I started accepting those random connection requests. But instead of just clicking “accept,” I strike up a conversation and try to get to know the person.

I ask them about the cool experiences on their resume or the projects they’re working on or their goals for the year.

Nothing is better than face-to-face. But I find that the more conversations I have, the more people I know. And the more people I help, the better my business does.

So try using messenger. Not to send an automated sales pitch. But to start a conversation. You’ll enjoy LinkedIn more and you’ll actually have more meaningful connections.

Most of my posts on LinkedIn provide advice on how to build your brand and your business using social media and marketing tools. But the most important posts are those on days like today, Martin Luther King Day, where we can use our platforms to raise awareness on important issues and do good for our community.

Today is the day to reflect on what we can do to continue to promote diversity, equity and inclusion efforts. We need to do better. We need the wise words and teachings of Dr. King more than ever right now.
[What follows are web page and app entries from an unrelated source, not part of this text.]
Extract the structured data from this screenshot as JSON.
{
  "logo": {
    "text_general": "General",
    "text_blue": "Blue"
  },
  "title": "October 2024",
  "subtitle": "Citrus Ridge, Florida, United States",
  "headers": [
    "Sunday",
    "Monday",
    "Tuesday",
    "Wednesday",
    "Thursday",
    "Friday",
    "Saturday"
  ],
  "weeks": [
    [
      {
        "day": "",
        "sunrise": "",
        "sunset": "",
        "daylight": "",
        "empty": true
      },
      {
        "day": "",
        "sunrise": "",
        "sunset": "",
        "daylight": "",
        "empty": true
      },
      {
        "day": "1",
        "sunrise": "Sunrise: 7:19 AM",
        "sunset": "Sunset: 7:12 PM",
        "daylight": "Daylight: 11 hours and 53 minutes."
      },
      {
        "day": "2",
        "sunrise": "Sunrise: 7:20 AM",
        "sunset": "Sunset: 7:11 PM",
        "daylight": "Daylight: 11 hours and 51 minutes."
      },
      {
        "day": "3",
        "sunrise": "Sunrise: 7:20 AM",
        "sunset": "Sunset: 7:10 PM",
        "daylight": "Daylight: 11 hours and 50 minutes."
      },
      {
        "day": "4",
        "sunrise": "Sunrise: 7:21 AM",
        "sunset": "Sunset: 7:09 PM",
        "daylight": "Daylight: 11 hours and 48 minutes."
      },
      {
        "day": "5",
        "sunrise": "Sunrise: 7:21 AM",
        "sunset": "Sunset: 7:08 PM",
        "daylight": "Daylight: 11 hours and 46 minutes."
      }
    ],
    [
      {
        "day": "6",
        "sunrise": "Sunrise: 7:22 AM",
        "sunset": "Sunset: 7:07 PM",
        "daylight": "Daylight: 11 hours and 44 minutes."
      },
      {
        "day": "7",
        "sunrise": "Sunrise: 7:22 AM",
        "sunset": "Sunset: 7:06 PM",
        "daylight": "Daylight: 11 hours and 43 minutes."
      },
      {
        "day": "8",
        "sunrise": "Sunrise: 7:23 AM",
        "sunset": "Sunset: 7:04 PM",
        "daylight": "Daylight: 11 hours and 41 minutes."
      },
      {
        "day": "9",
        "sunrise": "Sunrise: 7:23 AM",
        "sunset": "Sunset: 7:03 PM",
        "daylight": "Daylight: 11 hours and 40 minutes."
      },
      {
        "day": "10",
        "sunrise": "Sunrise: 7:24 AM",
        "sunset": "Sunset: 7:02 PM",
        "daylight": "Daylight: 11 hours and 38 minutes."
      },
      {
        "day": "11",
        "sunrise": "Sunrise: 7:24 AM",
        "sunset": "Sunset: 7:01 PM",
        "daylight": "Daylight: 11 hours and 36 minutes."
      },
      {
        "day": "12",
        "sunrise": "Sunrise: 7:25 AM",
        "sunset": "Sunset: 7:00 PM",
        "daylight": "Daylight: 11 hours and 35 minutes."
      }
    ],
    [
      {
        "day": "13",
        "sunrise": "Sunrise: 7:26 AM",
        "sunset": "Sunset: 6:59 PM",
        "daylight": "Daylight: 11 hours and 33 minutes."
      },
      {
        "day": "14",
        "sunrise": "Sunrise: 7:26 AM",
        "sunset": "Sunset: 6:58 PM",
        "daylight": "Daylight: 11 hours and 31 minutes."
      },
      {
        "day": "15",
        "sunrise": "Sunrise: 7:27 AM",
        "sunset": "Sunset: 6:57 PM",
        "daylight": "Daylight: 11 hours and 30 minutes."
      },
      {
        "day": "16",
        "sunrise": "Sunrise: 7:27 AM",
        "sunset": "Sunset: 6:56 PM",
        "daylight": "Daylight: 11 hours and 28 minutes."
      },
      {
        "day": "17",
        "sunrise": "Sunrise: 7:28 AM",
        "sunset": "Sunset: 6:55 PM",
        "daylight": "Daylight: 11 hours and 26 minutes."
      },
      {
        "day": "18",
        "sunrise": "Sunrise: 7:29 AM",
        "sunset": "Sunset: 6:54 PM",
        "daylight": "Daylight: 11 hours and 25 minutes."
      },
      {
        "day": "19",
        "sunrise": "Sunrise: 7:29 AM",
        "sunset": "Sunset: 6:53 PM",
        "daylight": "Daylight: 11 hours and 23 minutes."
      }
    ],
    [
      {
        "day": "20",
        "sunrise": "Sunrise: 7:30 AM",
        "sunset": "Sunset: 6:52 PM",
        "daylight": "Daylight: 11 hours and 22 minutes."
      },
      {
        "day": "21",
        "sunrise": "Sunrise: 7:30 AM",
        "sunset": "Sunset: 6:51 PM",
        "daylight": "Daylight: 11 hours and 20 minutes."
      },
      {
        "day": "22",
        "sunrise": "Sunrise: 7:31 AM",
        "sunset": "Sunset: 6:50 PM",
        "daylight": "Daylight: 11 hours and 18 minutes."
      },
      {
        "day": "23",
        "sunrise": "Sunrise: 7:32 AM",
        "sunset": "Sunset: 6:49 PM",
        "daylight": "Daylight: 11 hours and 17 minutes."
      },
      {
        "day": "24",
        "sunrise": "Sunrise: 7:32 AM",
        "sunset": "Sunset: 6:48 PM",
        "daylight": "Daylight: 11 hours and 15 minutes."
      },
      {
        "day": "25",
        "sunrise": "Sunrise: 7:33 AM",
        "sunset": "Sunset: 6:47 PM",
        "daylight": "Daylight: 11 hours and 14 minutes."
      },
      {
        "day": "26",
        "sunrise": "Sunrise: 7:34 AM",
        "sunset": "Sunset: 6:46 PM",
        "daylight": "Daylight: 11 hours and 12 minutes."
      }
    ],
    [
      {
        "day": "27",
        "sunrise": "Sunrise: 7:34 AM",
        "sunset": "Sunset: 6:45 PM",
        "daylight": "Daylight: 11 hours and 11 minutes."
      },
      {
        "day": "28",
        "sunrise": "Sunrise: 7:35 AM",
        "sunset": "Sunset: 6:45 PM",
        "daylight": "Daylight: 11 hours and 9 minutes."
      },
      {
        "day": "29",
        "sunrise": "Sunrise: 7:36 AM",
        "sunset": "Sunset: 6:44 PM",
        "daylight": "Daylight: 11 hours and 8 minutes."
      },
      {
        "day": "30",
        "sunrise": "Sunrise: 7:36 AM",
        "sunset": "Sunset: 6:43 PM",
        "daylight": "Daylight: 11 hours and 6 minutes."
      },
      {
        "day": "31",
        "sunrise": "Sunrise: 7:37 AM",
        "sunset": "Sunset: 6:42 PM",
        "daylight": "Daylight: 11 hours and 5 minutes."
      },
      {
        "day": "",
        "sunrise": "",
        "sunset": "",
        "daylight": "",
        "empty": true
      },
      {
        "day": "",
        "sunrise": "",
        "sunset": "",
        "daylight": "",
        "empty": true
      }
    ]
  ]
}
If your company doesn’t know where to start in wanting to launch a diversity training program, I have a solution for you.

A couple of years ago I met Paula Edgar, Esq. at a New York City Bar Association conference at which we both spoke. I was stopped in my tracks by her powerful message and delivery. If you are looking for a diversity trainer, Paula is the person for your organization.

I am here to listen and learn with an open heart. And also to use my platform to help in anyway I can not just today but every day. And you should too.

Here’s a video where I talk about how to use your platform for good.

Do more than talk about diversity and inclusion efforts. Put a program in place.

Learn more about Paula.

This is a guest post by Josh Baron, an attorney in Salt Lake City on the importance of networking and referrals, and never knowing how or where you will meet someone who can change your life. It underscores the importance of saying yes more.

I met my wife through a referral.

I called my friend Tracie and asked her if she had any friends she wanted to introduce me to. We were talking on the phone, but I could feel her roll her eyes.

“Come to this birthday party I’m throwing this weekend,” she said.

The party felt like a mistake. I didn’t know anyone there. “Let me talk to that girl across the room and then we can go,” I said to my roommate who had been dragged along unwillingly.

We talked for more than three hours. Less than eight months later we were married.

My life would be very different without referrals.